Much of how water is regulated is technical – whether aquifer recharge zones are protected; how to avoid leaking water pipes; whether megacities and small villages alike can secure and manage water resources for their growing populations.
While the technical challenges can be daunting, they are often easier to tackle than underlying issues of poor governance. In many parts of the world, negligence, corruption, or a lack of accountability undermine the right to water. Governments are often slow to act, unaccountable, and deny or minimize manifest harm.
And as usual, it is the poor and the marginalized who are most affected.
We see this in the city of Flint in the United States.

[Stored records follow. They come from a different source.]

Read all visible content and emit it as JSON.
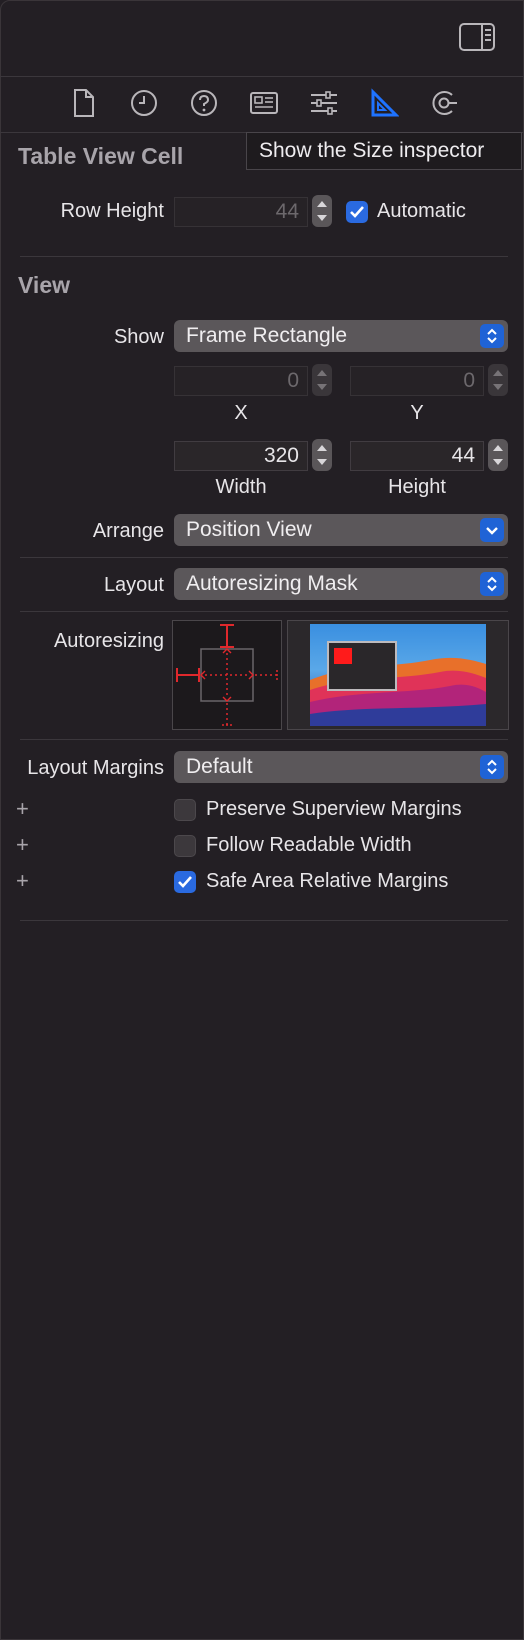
{
  "toolbar": {
    "tabs": [
      {
        "name": "file-inspector",
        "icon": "document-icon"
      },
      {
        "name": "history-inspector",
        "icon": "clock-icon"
      },
      {
        "name": "quick-help-inspector",
        "icon": "question-icon"
      },
      {
        "name": "identity-inspector",
        "icon": "id-card-icon"
      },
      {
        "name": "attributes-inspector",
        "icon": "sliders-icon"
      },
      {
        "name": "size-inspector",
        "icon": "ruler-triangle-icon",
        "selected": true
      },
      {
        "name": "connections-inspector",
        "icon": "arrow-circle-icon"
      }
    ],
    "tooltip": "Show the Size inspector"
  },
  "table_view_cell": {
    "title": "Table View Cell",
    "row_height_label": "Row Height",
    "row_height_value": "44",
    "automatic_label": "Automatic",
    "automatic_checked": true
  },
  "view": {
    "title": "View",
    "show_label": "Show",
    "show_value": "Frame Rectangle",
    "x_value": "0",
    "y_value": "0",
    "x_caption": "X",
    "y_caption": "Y",
    "width_value": "320",
    "height_value": "44",
    "width_caption": "Width",
    "height_caption": "Height",
    "arrange_label": "Arrange",
    "arrange_value": "Position View",
    "layout_label": "Layout",
    "layout_value": "Autoresizing Mask",
    "autoresizing_label": "Autoresizing",
    "layout_margins_label": "Layout Margins",
    "layout_margins_value": "Default",
    "options": [
      {
        "label": "Preserve Superview Margins",
        "checked": false
      },
      {
        "label": "Follow Readable Width",
        "checked": false
      },
      {
        "label": "Safe Area Relative Margins",
        "checked": true
      }
    ]
  },
  "colors": {
    "background": "#231f24",
    "accent": "#2a6ae0",
    "autoresizing_strut": "#e0282c"
  }
}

Flint parents have been left wondering if their children will face a lifetime of health and development problems because they drank water the state government wrongly claimed was safe.
We see this in Thailand, where the water in Klity Creek was contaminated by lead from a badly regulated and now defunct factory upstream. Thailand’s public health and environment authorities did nothing for 17 years to prevent further lead exposure for village residents.
And we see this in Canada, where indigenous people living on reserves do not have the same access to safe water as most other Canadians, and where dozens of communities have received government warnings of a high risk that their drinking water is contaminated.
Unsafe or insufficient drinking water causes illness, mental anxiety, and death for millions of people around the world – harm that can often be prevented by robust government action. This World Water Day, governments should act to regulate and enforce laws around water so that all people – particularly the most marginalized – can quench their thirst without risking their health. For the water “have nots,” rights matter.